The children have expressed curiosity about seeds: the different types, how they grow into plants, what they need to grow, how people use them, and what kids of jobs involve working with seeds. Our kindergarten class in Nampa, ID is about to begin a study of seeds that will engage the children and build on their natural curiosity.
We need your help to gather seed-related materials that the children can explore, such as different kinds of seeds, planters, gardening tools, foods that contain seeds, and books or pictures related to seeds. Below is a list of suggested items, but feel free to send any seed-related items that may add to our exploration. Please label materials with your name so we can return them to you at the end of our study. We promise to take good care of them! Also, if you or someone you know works with seeds (e.g. gardener, farmer, agricultural worker, landscaper) and would like to visit our class, please let us know.
- Planters, pots, planting containers
- Seed packets
- Seed catalogs
- Seeds gathered from fruits and vegetables
- Cardboard shoeboxes
- Edible seeds, e.g., sunflower seeds, sesame seeds
- Water cans, spray bottles
- Gardening tools, e.g. trowels, hoes

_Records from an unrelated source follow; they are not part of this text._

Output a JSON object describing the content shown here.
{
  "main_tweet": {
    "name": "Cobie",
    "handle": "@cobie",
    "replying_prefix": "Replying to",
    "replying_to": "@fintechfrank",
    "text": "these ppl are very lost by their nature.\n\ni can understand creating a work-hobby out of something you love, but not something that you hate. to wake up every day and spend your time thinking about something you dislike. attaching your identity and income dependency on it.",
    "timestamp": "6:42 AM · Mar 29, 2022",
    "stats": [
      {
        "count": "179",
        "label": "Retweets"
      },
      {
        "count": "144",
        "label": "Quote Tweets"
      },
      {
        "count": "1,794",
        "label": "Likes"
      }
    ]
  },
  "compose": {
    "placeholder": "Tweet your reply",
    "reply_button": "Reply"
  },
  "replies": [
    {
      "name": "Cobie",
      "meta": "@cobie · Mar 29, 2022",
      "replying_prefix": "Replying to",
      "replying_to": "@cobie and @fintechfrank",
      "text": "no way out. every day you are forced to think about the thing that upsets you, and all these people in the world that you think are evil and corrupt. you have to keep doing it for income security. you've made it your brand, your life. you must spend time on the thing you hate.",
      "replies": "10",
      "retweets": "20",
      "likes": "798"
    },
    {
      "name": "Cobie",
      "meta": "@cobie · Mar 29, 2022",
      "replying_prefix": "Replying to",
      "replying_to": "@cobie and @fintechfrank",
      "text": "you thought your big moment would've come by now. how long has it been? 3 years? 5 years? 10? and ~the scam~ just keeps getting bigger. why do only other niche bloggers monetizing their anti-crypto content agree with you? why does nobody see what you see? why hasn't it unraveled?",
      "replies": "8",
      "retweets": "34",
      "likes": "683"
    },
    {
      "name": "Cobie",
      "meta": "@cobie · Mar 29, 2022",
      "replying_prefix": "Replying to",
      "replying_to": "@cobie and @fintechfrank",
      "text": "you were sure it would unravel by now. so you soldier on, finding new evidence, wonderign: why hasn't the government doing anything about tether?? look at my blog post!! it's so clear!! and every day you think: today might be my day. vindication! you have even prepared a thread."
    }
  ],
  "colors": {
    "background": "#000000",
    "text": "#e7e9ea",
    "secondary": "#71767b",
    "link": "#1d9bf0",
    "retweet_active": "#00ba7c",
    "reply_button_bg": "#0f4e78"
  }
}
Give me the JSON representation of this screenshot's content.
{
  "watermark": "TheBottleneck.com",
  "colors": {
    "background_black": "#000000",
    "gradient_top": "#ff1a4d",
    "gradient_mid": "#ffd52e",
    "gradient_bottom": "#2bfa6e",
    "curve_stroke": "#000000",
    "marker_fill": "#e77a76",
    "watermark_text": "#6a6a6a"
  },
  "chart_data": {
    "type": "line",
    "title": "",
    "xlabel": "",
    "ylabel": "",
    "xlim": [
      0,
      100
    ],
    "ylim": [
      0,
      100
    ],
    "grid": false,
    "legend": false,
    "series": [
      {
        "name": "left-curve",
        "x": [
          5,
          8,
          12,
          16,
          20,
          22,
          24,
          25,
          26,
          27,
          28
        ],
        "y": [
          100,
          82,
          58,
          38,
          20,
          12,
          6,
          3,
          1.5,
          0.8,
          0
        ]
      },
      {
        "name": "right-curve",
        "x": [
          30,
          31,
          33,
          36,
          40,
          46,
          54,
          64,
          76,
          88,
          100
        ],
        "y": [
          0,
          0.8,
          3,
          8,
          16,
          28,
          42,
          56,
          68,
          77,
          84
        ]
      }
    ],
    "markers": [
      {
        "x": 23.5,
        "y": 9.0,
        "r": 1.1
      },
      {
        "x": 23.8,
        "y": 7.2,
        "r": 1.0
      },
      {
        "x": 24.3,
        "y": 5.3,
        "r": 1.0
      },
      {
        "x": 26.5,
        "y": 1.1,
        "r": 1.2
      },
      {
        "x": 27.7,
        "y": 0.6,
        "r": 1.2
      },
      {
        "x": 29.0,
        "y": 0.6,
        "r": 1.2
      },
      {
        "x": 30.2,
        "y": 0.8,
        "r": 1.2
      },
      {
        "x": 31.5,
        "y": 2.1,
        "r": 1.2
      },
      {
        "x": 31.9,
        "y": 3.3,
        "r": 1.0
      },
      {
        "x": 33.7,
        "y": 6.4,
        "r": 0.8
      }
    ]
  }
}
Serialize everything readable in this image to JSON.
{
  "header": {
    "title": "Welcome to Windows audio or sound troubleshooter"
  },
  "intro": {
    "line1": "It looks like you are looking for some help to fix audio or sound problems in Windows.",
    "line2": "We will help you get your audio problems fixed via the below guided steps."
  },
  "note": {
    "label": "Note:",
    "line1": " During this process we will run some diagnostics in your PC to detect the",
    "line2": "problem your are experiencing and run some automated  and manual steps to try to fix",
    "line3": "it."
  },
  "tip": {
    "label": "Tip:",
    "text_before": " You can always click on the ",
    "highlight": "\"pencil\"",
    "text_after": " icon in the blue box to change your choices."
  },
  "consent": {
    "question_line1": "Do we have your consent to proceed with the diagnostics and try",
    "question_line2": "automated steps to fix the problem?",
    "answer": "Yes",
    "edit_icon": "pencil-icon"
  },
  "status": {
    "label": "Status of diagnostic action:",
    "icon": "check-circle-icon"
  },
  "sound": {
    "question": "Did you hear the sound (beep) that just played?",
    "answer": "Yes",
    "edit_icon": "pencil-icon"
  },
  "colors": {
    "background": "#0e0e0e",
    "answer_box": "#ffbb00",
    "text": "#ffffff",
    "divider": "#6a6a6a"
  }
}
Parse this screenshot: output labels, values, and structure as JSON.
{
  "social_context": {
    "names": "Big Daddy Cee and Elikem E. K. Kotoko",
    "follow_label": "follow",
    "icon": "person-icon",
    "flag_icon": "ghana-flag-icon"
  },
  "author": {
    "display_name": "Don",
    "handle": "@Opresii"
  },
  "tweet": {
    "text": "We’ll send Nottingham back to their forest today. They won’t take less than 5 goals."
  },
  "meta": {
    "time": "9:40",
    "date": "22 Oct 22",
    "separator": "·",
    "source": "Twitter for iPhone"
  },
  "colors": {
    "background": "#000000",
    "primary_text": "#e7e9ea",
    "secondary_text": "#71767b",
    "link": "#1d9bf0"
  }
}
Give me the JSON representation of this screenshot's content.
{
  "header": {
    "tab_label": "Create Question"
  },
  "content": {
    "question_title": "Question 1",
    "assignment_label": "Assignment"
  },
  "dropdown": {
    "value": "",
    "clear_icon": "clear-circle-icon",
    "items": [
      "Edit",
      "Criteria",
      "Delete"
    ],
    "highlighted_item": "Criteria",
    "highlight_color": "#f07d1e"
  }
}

- Soil, compost
- Fresh fruits and vegetables with visible seeds
- Seed starter kits
- Books about gardening or seeds
Pictures or Videos:
- Children gardening at home or in a community garden
- Seeds being planted in mass quantities or harvested with farming implements
As we study seeds, we will learn concepts and skills related to science, social studies, literacy, math, the arts, and technology. We’ll also develop thinking skills as we observe, investigate, as questions, solve problems, make predictions, and test our ideas.
Notice seeds with your child in and around your home and community. Examine and talk about any seeds in the foods your family eats. Visit gardening centers to look at seed packets and gardening supplies. Look for seeds on walks and point out seedlings growing around trees or bushes.
Look for books about seeds and gardening at your local library. At the grocery store, guide your child to examine seeds in packets, on breads or crackers, or in bulk food bins. Outdoors, notice how seeds get spread. Talk with your child about how seeds grow into plants and how where they are planted affects their growth. Keep a tally of the different kinds of seeds you see or eat each day.
Thank you for playing an important role in our learning!
Kindergarten Teacher at Kangaroo Clubhouse